The recent incident in Malibu where the paparazzi were assaulted and their expensive camera equipment destroyed by surfers and friends of a celebrity who the cameramen (and women) were trying to photograph  is far from an isolated incident here in Southern California, particularly not here in Ventura County.

2008 marks my 30th year visiting Southern California beaches as an adult, first as a resident of the San Fernando Valley, then as a Ventura County resident for the past 28 years.

I’d visit the beaches frequently when the sun was shining, for all the normal reasons: Swimming, sunbathing, people-watching, volleyball-playing, Frisbee with my friends or with my dog, playing guitar, writing, socializing.

But I have never been, nor will I ever be, a surfer.

I am a swimmer, a body-surfer, an athlete not unfamiliar with the water. I’m not afraid of sharks, jellyfish or riptides.

I am afraid of surfers.

Being from “the Val," even without a surfboard, I’ve been verbally assaulted by the “locals” who acted as they owned the beach both by night and day. Members of such notorious surfer gangs as the SSL (Silver Strand Locals), OSL (Oxnard Shores Locals), the Pierpont Rats (especially violent surf gang during the ‘80s and ‘90s), and a host of Ventura Avenue felons on bikes, who cruise the Surfer’s Point and Promenade areas, with or without surfboards in tow, all opened my eyes to the gangs-on-the-sand. There was the recent incident of the tourist who made the mistake of walking up to a bonfire one evening, only to be beaten, tossed into the fire and left for dead, by a local surf gang.

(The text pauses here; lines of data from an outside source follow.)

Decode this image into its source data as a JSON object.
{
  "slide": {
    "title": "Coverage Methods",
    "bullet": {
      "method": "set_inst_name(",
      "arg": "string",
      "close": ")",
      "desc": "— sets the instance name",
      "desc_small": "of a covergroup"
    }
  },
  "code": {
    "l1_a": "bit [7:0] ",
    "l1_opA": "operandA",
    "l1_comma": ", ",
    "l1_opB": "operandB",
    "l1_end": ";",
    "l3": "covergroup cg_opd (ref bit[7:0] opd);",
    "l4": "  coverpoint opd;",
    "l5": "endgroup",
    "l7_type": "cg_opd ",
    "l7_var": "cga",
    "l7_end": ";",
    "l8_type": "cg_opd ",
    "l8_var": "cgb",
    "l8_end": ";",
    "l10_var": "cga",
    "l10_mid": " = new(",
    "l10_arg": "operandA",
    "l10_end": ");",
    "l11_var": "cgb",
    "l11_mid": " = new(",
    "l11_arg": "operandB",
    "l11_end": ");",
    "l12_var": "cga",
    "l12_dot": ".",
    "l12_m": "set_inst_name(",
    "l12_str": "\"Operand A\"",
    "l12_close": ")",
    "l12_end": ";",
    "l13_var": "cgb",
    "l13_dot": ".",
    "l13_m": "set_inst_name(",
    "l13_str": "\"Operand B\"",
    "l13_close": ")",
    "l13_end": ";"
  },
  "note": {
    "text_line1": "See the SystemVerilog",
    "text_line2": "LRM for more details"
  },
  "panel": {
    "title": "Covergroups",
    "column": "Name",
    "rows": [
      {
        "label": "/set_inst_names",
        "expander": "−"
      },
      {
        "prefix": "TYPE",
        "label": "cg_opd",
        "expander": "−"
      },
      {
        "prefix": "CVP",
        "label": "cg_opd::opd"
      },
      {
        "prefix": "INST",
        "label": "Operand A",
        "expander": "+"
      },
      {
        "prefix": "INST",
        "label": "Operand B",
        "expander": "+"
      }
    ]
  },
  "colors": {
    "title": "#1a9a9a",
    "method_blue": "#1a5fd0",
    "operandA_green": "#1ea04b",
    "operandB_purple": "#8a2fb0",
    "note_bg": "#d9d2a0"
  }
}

This exposé is in no way intended to disparage the fine sport of surfing, and my apologies to all surfers who are not gang-affiliated.

But the problem of surf gangs is HUGE, especially here in Ventura.

It would be so wonderful if someday enough beach-goers could band together and have these thugs and their friends banned from the beaches for being a threat to public safety, given restraining orders to keep them off of our beaches,

if they are arrested or cited more than say 3 times, for assault or verbal threats (caught on tape or cell phone, of course), and be made to understand that the public beaches are not THEIR beaches.

Having cousins that grew up on Oxnard Shores, Hollywood Beach and “the Strand”, I heard daily (at least every time I’d visit from “the Val”) about who beat up whom, for some surfer gang-related reason (i.e. protecting “their” surf spots, “cutting in” on “their waves”, etc.).  I’ve witnessed enough fights breaking out at their drunken parties, over the slightest of provocations, to know better than to become a surfer, especially one from the Valley.

The “lovers of the environment and wholesome 60’s rock music” image that the surfers enjoy doesn’t wash with me or with anyone who knows better. The incident in Malibu is more the rule than the exception, when it comes to beaches infected with local surf gangs and their foul-mouthed hate criminal girlfriends.

I have all the respect in the world for environmentalists who happen to be surfers and law-abiding citizens, and again no offense to them, but the surf gang element in Ventura County and elsewhere up and down our coasts needs to be addressed on a larger level than just with our limited law enforcement resources.

All of us who love the beaches need to be kicking ass and taking names when it comes to witnessing surf gang behavior. We need to capture all criminal threats and behavior on our cell phones, and then turn the evidence over to authorities. We need to point out to others exactly who these local hate criminals are so that we can avoid them if we can and confront them if we have to, letting them know in no uncertain terms, that these are NOT their private beaches, for their personal hate-crime and surfing pleasure.

Sharks are not the worst risk you face when surfing the waves of Ventura.

Oh, and did I mention illegal drug gangsters, who also use the beach areas frequently, to conduct their elicit business?

Even parking by the beach or strolling down the promenade these days (or evenings) can be a very dangerous thing.

The letter writer wishes to remain anonymous for personal safety reasons.